In other news, I'm in a holding pattern at the moment with the bunnies, cleaning regularly, grooming and just evaluating them whenever I get the chance as I work towards getting an idea of who will stay in the herd and who will be sold in the fall, I need to decide on one more Belgian to sell and possibly move out a Rhinelander buck.... decisions..

I revolutioned the whole herd today, selamectin is one of my favorite medications to use in the rabbitry, it kills mites both ear and fur and can help remove some internal parasites. Its pricey but well worth it in my opinion in terms of herd management and health. The rabbits hate getting their revolution as much as their nail trims, there is alot of shaking, twisting, thumping and furious grooming attempts as they twist their heads backward to try and lick it off, luckily behind the neck is nearly out of reach for all bunnies to groom.

On a sad note, I got a call from my mom today who reports Melody is suffering from GI stasis. She is not doing well and may not make it. Fingers crossed she pulls through, Melody is prone to stasis, and I have no idea why, there are no changes in her diet, housing or lifestyle that would account for why her gut slows down. Last time she was in stasis I nearly lost her, she pulled through in the end, she went everywhere with me for 3 full days sitting in a basket so she could get treated with fluids, pain medicine, gas drops, and of course most importantly force feeding. I am hopeful but also know her prognosis is guarded. Its hard to know exactly what condition she is in since she still lives with my mom and the soonest I can get to see her is Thursday if she makes it til then.

Well thats all thats happening around here at the moment, Shelby's molar trim went just fine, she has one point that couldn't be reached with the drill the Doctor used today but she'll need to go in again in a few months to get that last point taken care of. She's a trooper, although as expected confused as to where her baby Uno went.

Saturday, August 1, 2009

Griffyn the New Kitty



On Thursday I went to follow up on that rabid raccoon problem I had at the Spotsy county Animal Control... of course while I was there I made the major mistake of looking at the tons of animals they have for adoption.
Its always sad to visit an animal shelter, especially since this one is an interesting case, since it serves a county that is urban, suburban and rural. As expected it was completely overun with dogs and cats and even some pocket pets too from all walks of life, hound dogs that hunt and pampered purse dogs. They were full to the brim with cats and kittens, and that's where Griffyn comes in..
I was looking at an older "barn cat," when one of the employees and I started chatting, I explained I had 2 rambunctious dogs and she said if I was interested in a dog friendly cat she knew the perfect choice. She took me over to Griffyn who she had fostered for 6 weeks, he came in as a trapped feral, totally wild and over the time she fostered him, she tamed him.

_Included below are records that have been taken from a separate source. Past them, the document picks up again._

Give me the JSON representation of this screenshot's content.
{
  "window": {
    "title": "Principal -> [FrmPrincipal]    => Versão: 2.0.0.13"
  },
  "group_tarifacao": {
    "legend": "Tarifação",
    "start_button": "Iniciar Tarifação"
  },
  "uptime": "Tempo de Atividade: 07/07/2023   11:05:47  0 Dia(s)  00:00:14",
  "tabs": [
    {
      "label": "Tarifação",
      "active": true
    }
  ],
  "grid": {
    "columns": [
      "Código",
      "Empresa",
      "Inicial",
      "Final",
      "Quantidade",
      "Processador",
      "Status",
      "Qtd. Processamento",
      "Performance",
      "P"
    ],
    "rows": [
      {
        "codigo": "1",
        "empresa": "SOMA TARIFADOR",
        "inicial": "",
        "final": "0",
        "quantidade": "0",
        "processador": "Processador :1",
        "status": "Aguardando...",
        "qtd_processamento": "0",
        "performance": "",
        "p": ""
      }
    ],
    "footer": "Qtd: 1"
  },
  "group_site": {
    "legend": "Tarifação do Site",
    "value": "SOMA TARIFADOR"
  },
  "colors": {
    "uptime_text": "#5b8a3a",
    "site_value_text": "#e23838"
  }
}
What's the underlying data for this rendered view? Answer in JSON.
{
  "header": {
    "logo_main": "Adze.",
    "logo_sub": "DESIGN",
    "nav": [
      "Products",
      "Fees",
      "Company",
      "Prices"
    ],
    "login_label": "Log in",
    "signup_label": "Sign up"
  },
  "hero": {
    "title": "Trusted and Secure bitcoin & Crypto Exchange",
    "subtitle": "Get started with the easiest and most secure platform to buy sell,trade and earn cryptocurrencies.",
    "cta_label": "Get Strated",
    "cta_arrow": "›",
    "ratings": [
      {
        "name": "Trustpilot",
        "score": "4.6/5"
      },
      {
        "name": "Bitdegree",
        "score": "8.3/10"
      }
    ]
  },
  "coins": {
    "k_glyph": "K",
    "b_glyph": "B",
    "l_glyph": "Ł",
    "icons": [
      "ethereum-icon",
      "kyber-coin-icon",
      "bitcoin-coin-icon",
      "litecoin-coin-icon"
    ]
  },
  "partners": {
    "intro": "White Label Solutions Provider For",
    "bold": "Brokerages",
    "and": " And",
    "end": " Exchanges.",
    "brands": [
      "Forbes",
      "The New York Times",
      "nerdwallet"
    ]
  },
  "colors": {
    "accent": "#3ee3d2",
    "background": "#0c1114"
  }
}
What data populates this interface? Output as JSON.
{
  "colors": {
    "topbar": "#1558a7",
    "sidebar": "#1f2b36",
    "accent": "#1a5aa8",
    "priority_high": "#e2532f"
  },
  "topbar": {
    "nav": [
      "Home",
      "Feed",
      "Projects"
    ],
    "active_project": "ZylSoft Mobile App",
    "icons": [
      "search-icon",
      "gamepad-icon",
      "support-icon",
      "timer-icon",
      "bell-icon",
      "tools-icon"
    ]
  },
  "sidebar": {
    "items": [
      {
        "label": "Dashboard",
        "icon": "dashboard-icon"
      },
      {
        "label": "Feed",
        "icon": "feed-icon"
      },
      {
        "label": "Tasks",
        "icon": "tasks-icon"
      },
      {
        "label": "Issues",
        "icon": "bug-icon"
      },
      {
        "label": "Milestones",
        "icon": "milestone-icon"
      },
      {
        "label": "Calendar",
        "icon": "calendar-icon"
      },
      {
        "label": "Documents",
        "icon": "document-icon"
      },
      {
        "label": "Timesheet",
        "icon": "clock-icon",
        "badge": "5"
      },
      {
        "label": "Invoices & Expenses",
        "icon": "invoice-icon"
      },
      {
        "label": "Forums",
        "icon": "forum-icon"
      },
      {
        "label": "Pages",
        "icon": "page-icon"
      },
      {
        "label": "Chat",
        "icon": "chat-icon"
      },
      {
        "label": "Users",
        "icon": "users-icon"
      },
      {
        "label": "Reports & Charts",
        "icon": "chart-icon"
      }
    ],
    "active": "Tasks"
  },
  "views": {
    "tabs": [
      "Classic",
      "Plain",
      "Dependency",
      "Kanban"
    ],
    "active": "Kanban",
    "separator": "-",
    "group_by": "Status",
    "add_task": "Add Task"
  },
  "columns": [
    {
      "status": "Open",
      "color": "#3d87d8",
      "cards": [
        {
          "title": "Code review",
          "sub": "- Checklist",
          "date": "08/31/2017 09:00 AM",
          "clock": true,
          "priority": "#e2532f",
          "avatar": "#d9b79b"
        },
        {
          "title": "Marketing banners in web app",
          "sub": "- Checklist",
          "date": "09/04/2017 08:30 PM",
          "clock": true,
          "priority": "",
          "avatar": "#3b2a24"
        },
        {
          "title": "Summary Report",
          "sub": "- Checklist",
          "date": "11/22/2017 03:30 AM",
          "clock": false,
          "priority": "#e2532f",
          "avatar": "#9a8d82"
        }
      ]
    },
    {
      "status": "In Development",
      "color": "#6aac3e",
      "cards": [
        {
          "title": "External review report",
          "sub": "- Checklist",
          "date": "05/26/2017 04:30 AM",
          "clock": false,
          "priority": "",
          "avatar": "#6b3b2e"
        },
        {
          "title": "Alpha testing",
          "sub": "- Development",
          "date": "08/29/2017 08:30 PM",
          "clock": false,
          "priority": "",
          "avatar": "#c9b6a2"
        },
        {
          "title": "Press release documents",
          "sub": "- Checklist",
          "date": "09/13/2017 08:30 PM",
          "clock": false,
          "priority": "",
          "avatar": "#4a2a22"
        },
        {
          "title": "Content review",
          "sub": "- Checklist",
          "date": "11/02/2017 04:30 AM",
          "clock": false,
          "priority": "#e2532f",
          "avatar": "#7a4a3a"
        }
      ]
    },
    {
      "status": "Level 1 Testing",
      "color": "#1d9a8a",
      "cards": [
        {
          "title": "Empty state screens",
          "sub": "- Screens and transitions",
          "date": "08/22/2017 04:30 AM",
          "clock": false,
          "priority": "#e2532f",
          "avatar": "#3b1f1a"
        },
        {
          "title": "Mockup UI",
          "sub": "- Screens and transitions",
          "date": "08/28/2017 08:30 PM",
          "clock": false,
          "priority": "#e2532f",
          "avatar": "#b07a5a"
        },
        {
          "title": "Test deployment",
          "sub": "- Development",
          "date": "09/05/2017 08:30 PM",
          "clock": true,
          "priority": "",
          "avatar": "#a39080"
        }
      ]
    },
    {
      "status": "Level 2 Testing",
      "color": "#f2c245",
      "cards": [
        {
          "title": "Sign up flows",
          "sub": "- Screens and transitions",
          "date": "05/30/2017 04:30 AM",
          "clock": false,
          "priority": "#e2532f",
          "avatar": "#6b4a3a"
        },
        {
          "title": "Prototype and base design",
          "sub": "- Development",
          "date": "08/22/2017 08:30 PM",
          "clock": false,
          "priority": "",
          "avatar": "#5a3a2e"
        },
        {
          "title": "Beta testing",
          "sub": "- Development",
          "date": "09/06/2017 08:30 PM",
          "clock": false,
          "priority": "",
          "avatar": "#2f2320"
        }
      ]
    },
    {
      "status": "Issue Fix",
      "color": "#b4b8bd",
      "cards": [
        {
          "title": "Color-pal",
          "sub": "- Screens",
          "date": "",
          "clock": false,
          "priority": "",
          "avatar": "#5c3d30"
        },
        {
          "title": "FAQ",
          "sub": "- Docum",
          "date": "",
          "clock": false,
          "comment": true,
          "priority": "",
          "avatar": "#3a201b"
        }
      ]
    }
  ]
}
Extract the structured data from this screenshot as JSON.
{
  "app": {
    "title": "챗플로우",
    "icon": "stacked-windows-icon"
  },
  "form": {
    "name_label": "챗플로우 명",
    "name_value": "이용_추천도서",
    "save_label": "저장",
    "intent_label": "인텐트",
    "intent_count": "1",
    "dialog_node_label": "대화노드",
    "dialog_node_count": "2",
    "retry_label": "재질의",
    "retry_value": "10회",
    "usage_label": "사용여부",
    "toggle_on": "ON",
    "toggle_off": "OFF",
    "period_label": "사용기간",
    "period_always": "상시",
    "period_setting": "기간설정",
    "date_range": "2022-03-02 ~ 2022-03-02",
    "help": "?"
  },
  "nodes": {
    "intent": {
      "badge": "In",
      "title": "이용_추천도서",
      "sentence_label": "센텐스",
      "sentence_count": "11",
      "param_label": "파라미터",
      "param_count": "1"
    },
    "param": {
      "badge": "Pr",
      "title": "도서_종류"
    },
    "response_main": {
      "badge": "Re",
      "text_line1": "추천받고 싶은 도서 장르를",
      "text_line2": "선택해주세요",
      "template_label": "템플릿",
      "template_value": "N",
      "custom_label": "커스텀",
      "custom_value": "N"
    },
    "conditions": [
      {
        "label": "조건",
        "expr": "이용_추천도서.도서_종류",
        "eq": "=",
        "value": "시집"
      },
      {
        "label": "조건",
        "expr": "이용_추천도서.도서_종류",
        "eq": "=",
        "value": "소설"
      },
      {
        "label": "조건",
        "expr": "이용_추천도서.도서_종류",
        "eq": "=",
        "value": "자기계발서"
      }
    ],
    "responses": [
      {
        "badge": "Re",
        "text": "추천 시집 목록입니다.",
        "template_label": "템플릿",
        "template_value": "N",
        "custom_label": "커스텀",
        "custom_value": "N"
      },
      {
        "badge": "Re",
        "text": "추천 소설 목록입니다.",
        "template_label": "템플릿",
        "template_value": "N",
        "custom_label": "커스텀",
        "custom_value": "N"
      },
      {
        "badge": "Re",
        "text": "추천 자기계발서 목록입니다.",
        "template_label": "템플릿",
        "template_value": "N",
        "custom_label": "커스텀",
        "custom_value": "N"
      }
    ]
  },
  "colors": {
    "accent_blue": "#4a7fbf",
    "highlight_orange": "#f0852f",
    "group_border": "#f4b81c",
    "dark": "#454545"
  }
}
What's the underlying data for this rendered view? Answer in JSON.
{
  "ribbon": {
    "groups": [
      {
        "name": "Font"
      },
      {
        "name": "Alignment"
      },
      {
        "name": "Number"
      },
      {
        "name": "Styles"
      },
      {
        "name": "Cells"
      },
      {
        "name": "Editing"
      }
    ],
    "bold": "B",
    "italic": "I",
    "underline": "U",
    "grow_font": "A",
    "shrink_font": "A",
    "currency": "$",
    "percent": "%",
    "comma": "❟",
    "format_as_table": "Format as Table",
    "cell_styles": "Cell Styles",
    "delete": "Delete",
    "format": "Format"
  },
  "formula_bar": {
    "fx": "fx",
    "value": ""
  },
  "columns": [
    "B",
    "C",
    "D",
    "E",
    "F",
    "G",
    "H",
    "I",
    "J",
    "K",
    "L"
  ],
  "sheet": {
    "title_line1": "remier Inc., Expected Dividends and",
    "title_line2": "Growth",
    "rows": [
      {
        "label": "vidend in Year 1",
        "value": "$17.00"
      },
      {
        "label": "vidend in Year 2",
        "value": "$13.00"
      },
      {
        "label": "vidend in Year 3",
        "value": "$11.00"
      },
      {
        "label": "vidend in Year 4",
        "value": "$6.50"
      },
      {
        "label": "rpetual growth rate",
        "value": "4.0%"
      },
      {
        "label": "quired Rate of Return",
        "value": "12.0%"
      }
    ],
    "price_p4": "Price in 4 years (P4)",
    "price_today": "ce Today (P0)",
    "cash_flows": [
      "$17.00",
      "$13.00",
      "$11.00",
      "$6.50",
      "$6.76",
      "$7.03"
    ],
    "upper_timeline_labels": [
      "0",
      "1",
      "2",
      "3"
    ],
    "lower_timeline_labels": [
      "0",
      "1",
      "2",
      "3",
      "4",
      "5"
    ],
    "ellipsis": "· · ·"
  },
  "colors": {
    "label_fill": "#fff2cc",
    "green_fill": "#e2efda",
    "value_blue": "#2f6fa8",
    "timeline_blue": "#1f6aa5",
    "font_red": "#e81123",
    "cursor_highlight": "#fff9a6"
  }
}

Luckily for me she had a dog in the house, a big poodle who he really took to. So the rest is history, I adopted him. :)
He's got a raging URI typical of shelter kitties but is otherwise doing well, he purrs constantly and true to word he loves the dogs. He's going to be mostly outdoors once he heals from his neuter and URI. He is a great kitty, 6 months old or so and it will be fun to watch him continue to grow up.
Even as a bunny breeder I do believe that adoption is a great choice, there really are way too many homeless pets. Going to the shelter reminds me how responsible we are for every animal we produce.. I will certainly bear that in mind each time I place an animal in a pet home, making sure to screen out those who are not ready to make a commitment to the animal.